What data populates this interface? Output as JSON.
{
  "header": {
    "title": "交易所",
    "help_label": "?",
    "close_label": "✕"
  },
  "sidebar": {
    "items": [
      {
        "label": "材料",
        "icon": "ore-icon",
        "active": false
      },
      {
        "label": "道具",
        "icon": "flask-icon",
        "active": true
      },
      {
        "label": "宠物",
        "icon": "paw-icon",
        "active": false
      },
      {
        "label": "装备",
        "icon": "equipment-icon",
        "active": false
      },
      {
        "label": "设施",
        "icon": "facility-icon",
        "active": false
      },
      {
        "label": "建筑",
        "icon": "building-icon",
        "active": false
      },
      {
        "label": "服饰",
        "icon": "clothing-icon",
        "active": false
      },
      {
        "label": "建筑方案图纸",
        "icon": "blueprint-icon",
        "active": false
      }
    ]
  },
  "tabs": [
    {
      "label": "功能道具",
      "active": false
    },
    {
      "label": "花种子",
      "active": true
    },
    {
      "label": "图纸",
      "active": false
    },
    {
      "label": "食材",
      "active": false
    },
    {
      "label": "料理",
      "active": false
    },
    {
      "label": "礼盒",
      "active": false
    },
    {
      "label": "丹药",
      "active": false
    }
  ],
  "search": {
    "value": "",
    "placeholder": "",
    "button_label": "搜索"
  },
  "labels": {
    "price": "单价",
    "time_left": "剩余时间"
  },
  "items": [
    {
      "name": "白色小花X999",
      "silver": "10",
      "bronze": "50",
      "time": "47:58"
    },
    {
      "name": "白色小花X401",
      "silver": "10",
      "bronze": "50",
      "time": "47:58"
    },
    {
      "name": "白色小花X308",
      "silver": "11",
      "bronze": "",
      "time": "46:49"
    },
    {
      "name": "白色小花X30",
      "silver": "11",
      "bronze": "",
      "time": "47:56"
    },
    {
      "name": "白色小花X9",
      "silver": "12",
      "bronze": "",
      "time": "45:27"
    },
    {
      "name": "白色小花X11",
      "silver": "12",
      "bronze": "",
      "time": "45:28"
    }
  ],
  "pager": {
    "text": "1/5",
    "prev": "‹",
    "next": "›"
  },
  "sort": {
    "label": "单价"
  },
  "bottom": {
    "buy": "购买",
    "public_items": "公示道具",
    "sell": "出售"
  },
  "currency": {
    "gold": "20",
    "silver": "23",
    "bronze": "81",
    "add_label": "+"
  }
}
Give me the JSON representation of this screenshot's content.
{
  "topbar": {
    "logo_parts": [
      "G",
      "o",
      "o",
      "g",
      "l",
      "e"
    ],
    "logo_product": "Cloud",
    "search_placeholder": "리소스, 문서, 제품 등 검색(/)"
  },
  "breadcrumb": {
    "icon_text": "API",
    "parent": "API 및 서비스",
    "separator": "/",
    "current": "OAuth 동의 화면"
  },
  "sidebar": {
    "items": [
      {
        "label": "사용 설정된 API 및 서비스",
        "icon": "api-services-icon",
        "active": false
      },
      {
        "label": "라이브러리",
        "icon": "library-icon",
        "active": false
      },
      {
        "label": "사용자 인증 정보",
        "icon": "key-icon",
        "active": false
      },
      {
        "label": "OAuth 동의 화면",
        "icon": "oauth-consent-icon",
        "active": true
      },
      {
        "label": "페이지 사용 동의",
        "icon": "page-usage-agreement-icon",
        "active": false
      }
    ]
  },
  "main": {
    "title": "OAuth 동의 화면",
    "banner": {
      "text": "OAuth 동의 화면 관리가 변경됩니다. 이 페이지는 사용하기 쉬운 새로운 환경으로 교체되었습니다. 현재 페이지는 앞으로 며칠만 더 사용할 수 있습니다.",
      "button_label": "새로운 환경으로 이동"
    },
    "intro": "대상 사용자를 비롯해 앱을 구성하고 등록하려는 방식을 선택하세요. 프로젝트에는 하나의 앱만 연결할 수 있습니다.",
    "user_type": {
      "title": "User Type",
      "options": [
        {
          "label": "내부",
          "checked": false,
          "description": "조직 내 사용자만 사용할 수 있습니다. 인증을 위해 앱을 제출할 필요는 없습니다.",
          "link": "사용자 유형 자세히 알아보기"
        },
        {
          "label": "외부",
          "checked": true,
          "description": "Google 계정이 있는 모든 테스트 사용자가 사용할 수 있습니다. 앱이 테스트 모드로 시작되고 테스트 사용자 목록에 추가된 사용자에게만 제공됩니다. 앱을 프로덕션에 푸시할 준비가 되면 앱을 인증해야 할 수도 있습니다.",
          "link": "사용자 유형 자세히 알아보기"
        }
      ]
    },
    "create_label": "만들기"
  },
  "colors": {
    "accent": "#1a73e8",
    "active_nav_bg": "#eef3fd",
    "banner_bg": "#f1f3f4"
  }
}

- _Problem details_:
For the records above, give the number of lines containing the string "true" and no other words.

- _Expected answer_:
4